Most adults won’t attempt to launch their own business during good economic times, much less during a pandemic. But that’s just what Fair Grove High School students did with the opening of an apparel and spiritwear store.
Earlier this month, they cut the ribbon for Flight Gear, a spirit shop located in a remodeled space inside the gym lobby. The store, which sells Fair Grove Eagle apparel such as onesies, hats, shirts, shorts, pants, sweatshirts and accessories in person and online, is the result of a lot of business planning, secured funding from sponsors, a website launch, marketing strategy and merchandise ordering, all led by the students.
Cayse Overstreet, a business and marketing teacher at the school, helped her students with the details, but made it clear that the students did the heavy lifting.
“This is hard work, and this is what is shaping them into young adults who will one day run our businesses, schools, towns, hospitals and whatever else they set their minds to,” Overstreet told the Springfield News-Leader. “I felt that project-based learning could be taken to the next level if we gave our students the opportunity to work with real customers, real money, and real responsibilities."
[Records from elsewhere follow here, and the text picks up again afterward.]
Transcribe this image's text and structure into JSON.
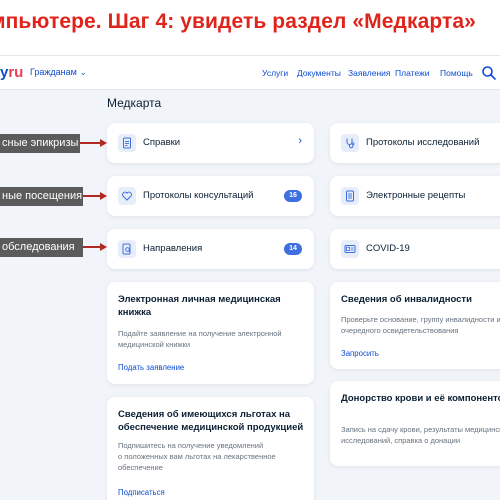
{
  "slide": {
    "title": "мпьютере. Шаг 4: увидеть раздел «Медкарта»"
  },
  "header": {
    "logo_left": "у",
    "logo_right": "ru",
    "audience": "Гражданам",
    "nav": [
      "Услуги",
      "Документы",
      "Заявления",
      "Платежи",
      "Помощь"
    ]
  },
  "page": {
    "title": "Медкарта"
  },
  "tiles_left": [
    {
      "label": "Справки",
      "icon": "document-icon"
    },
    {
      "label": "Протоколы консультаций",
      "badge": "16",
      "icon": "heart-icon"
    },
    {
      "label": "Направления",
      "badge": "14",
      "icon": "search-document-icon"
    }
  ],
  "tiles_right": [
    {
      "label": "Протоколы исследований",
      "icon": "stethoscope-icon"
    },
    {
      "label": "Электронные рецепты",
      "icon": "prescription-icon"
    },
    {
      "label": "COVID-19",
      "icon": "id-card-icon"
    }
  ],
  "cards": {
    "medbook": {
      "title_line1": "Электронная личная медицинская",
      "title_line2": "книжка",
      "desc_line1": "Подайте заявление на получение электронной",
      "desc_line2": "медицинской книжки",
      "link": "Подать заявление"
    },
    "disability": {
      "title": "Сведения об инвалидности",
      "desc_line1": "Проверьте основание, группу инвалидности и",
      "desc_line2": "очередного освидетельствования",
      "link": "Запросить"
    },
    "benefits": {
      "title_line1": "Сведения об имеющихся льготах на",
      "title_line2": "обеспечение медицинской продукцией",
      "desc_line1": "Подпишитесь на получение уведомлений",
      "desc_line2": "о положенных вам льготах на лекарственное",
      "desc_line3": "обеспечение",
      "link": "Подписаться"
    },
    "donation": {
      "title": "Донорство крови и её компонентов",
      "desc_line1": "Запись на сдачу крови, результаты медицинск",
      "desc_line2": "исследований, справка о донации"
    }
  },
  "callouts": [
    "сные эпикризы",
    "ные посещения",
    "обследования"
  ]
}
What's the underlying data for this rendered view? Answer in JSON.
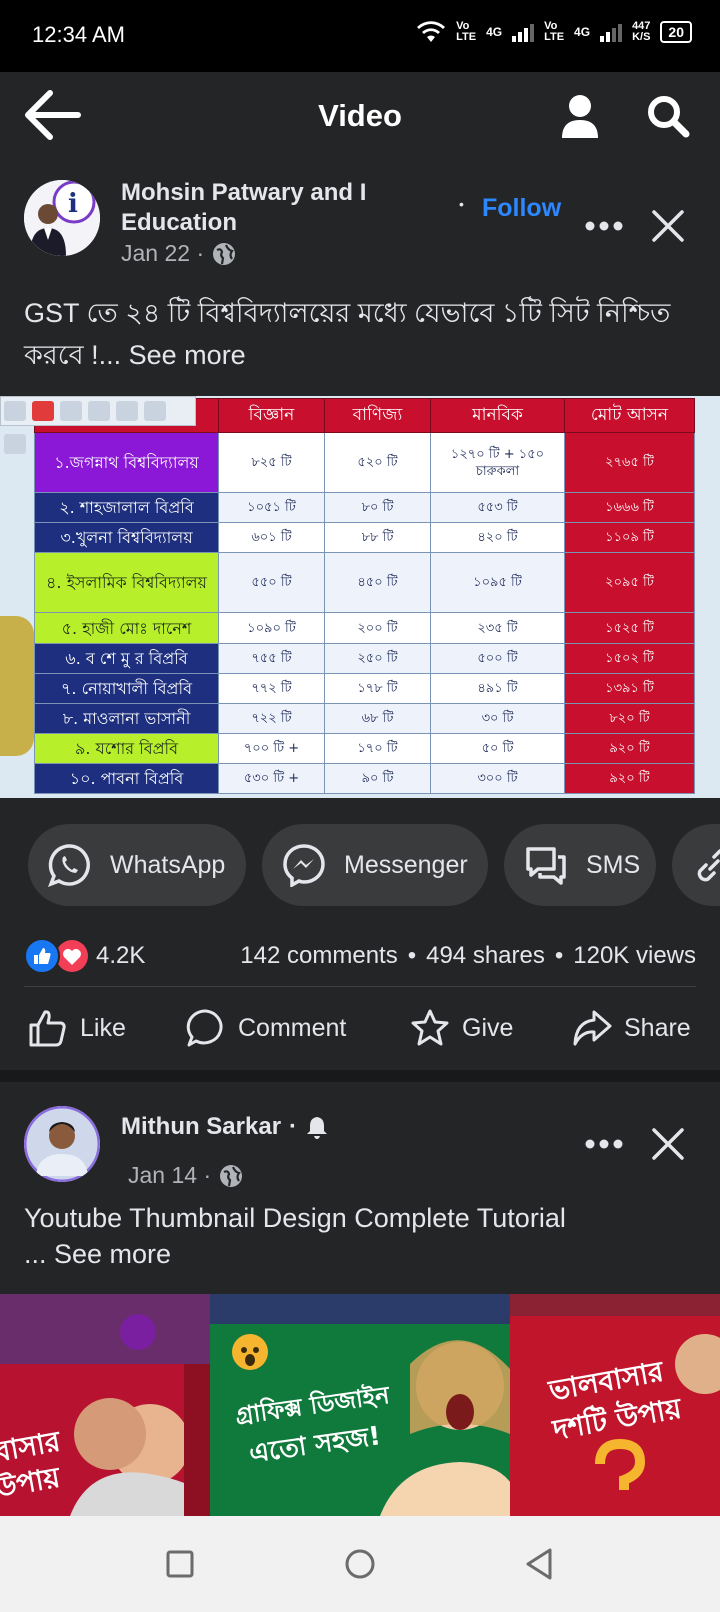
{
  "status_bar": {
    "time": "12:34 AM",
    "network1": [
      "Vo",
      "LTE"
    ],
    "gen1": "4G",
    "network2": [
      "Vo",
      "LTE"
    ],
    "gen2": "4G",
    "speed": [
      "447",
      "K/S"
    ],
    "battery": "20"
  },
  "header": {
    "title": "Video"
  },
  "post1": {
    "author": "Mohsin Patwary and I Education",
    "date": "Jan 22 ·",
    "follow_dot": "•",
    "follow_label": "Follow",
    "caption": "GST তে ২৪ টি বিশ্ববিদ্যালয়ের মধ্যে যেভাবে ১টি সিট নিশ্চিত করবে !...",
    "see_more": "See more",
    "video_table": {
      "headers": [
        "বিজ্ঞান",
        "বাণিজ্য",
        "মানবিক",
        "মোট আসন"
      ],
      "rows": [
        {
          "name": "১.জগন্নাথ বিশ্ববিদ্যালয়",
          "sci": "৮২৫ টি",
          "com": "৫২০ টি",
          "hum": "১২৭০ টি + ১৫০ চারুকলা",
          "total": "২৭৬৫ টি"
        },
        {
          "name": "২. শাহজালাল বিপ্রবি",
          "sci": "১০৫১ টি",
          "com": "৮০ টি",
          "hum": "৫৫৩ টি",
          "total": "১৬৬৬ টি"
        },
        {
          "name": "৩.খুলনা বিশ্ববিদ্যালয়",
          "sci": "৬০১ টি",
          "com": "৮৮ টি",
          "hum": "৪২০ টি",
          "total": "১১০৯ টি"
        },
        {
          "name": "৪. ইসলামিক বিশ্ববিদ্যালয়",
          "sci": "৫৫০ টি",
          "com": "৪৫০ টি",
          "hum": "১০৯৫ টি",
          "total": "২০৯৫ টি"
        },
        {
          "name": "৫. হাজী মোঃ দানেশ",
          "sci": "১০৯০ টি",
          "com": "২০০ টি",
          "hum": "২৩৫ টি",
          "total": "১৫২৫ টি"
        },
        {
          "name": "৬. ব শে মু র বিপ্রবি",
          "sci": "৭৫৫ টি",
          "com": "২৫০ টি",
          "hum": "৫০০ টি",
          "total": "১৫০২ টি"
        },
        {
          "name": "৭. নোয়াখালী বিপ্রবি",
          "sci": "৭৭২ টি",
          "com": "১৭৮ টি",
          "hum": "৪৯১ টি",
          "total": "১৩৯১ টি"
        },
        {
          "name": "৮. মাওলানা ভাসানী",
          "sci": "৭২২ টি",
          "com": "৬৮ টি",
          "hum": "৩০ টি",
          "total": "৮২০ টি"
        },
        {
          "name": "৯. যশোর বিপ্রবি",
          "sci": "৭০০ টি +",
          "com": "১৭০ টি",
          "hum": "৫০ টি",
          "total": "৯২০ টি"
        },
        {
          "name": "১০. পাবনা বিপ্রবি",
          "sci": "৫৩০ টি +",
          "com": "৯০ টি",
          "hum": "৩০০ টি",
          "total": "৯২০ টি"
        }
      ]
    },
    "share_targets": [
      "WhatsApp",
      "Messenger",
      "SMS"
    ],
    "reactions_count": "4.2K",
    "comments": "142 comments",
    "shares": "494 shares",
    "views": "120K views",
    "sep": "•",
    "actions": {
      "like": "Like",
      "comment": "Comment",
      "give": "Give",
      "share": "Share"
    }
  },
  "post2": {
    "author": "Mithun Sarkar",
    "sep": "·",
    "date": "Jan 14 ·",
    "caption": "Youtube Thumbnail Design Complete Tutorial",
    "see_more": "... See more",
    "thumb_texts": [
      "বাসার উপায়",
      "গ্রাফিক্স ডিজাইন এতো সহজ!",
      "ভালবাসার দশটি উপায়"
    ]
  },
  "colors": {
    "background": "#18191a",
    "card": "#242526",
    "accent": "#2d88ff",
    "pill": "#3a3b3c",
    "table_header": "#c8102e"
  }
}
The initial stages of the project started a few years ago, with a goal to open doors during the 2020-2021 school year. But as we all know, COVID had other plans. And yet, the students remained undeterred, only delaying their launch rather than scrapping the project entirely.
Overstreet says the delay was actually a good thing.
“This took the pressure off of my students by feeling they had to learn everything about the business in a few short weeks and then open up shop,” she said.
Like most adults launching a new business, tapping resources and doing research is paramount to success. But in the end, there’s nothing like getting your hands dirty.
“Getting out of the textbook and allowing students to have ownership in their learning is what this is all about for me,” Overstreet says. “I have quickly realized it is not just a class for these students.”